This Special Issue will address the interplay between consumer-perceived brand/firm-related eustress and/or distress as triggered by endogenous or exogenous sources, consumer coping strategies, and CE. Conceptual, methodological, qualitative, or quantitative contributions that offer insight in this area are welcome.
Special Issue papers may focus on topics including, but not limited to, the following:
• To what extent do specific endogenous/exogenous sources induce consumer-perceived stress, and how do these affect the way consumers engage with brands/firms?
• Do firm-based consumer coproduction/cocreation expectations or questionable ethical practices (e.g., undisclosed or changing fees) incur consumer stress and how does this impact CE through the customer journey?
• Which factors drive consumer-perceived eustress and distress and how do they affect cognitive, emotional, and/or behavioral CE?
• Do endogenously and exogenously-generated consumer eustress and distress appear as antecedents or consequences of CE?
• To what extent can consumer-perceived eustress (distress) generate adverse (favorable) consequences for consumers, respectively (Clark et al. 2020)?
• How do different digital and non-digital platforms affect CE and consumer-perceived eustress and distress?
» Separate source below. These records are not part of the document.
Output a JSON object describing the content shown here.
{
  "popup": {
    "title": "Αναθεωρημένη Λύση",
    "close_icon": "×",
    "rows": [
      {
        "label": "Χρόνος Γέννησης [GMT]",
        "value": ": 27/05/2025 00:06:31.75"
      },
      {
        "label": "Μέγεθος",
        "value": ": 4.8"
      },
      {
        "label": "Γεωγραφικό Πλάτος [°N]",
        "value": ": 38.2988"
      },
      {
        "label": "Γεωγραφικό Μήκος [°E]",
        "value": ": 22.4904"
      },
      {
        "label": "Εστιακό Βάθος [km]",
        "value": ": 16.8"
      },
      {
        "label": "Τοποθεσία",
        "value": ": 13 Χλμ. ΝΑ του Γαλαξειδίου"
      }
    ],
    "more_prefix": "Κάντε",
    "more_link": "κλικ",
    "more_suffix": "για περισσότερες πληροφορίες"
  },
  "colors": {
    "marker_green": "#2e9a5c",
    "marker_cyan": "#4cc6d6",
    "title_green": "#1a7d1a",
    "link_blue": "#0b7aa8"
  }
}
For example, do service robots help reduce consumer-perceived stress by facilitating task completion, or might their perceived complex nature amplify (dis)stress?
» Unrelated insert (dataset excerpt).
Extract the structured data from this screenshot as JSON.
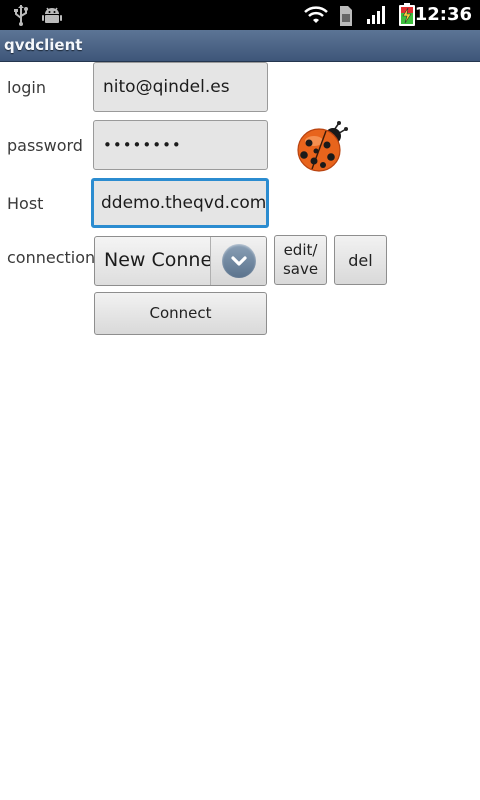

• What factors may trigger eustress to turn into distress (or vice versa)? What are the respective effects of these stress valence swings on CE?
• Which coping mechanisms do consumers use to avert, neutralize, or deal with endogenously/exogenously-generated eustress and distress and how do these impact CE?
• (How) do consumer self-efficacy or self-regulation mediate or moderate the CE/stress interface?
• How do adaptive and maladaptive coping strategies affect CE in particular contexts?
• In what contexts do consumers engage in coping strategies that become maladaptive over time?
• How are offerings best designed to curtail consumer distress and leverage eustress, while optimizing CE?
• To what extent does consumers’ expected product/service -related (dis)stress affect their decision to engage with (or continue engaging with) particular companies or offerings?
• To what extent does consumer-perceived stress yield disengaged- or switching behavior?
All manuscripts that address these and/or related issues will be considered by the Special Issue Guest Editors, Linda D Hollebeek, David E Sprott, and Wafa Hammedi. All manuscripts must conform to Psychology & Marketing’s author guidelines. Manuscripts must be submitted through the Psychology & Marketing website. When submitting your manuscript, please address your cover letter to Professor Charles Hofacker, Psychology & Marketing Special Issues Editor, and note in your cover letter that your manuscript is being submitted to the “Consumer Engagement & Stress” Special Issue. The closing date for manuscript submissions is February 28, 2022.
More info here.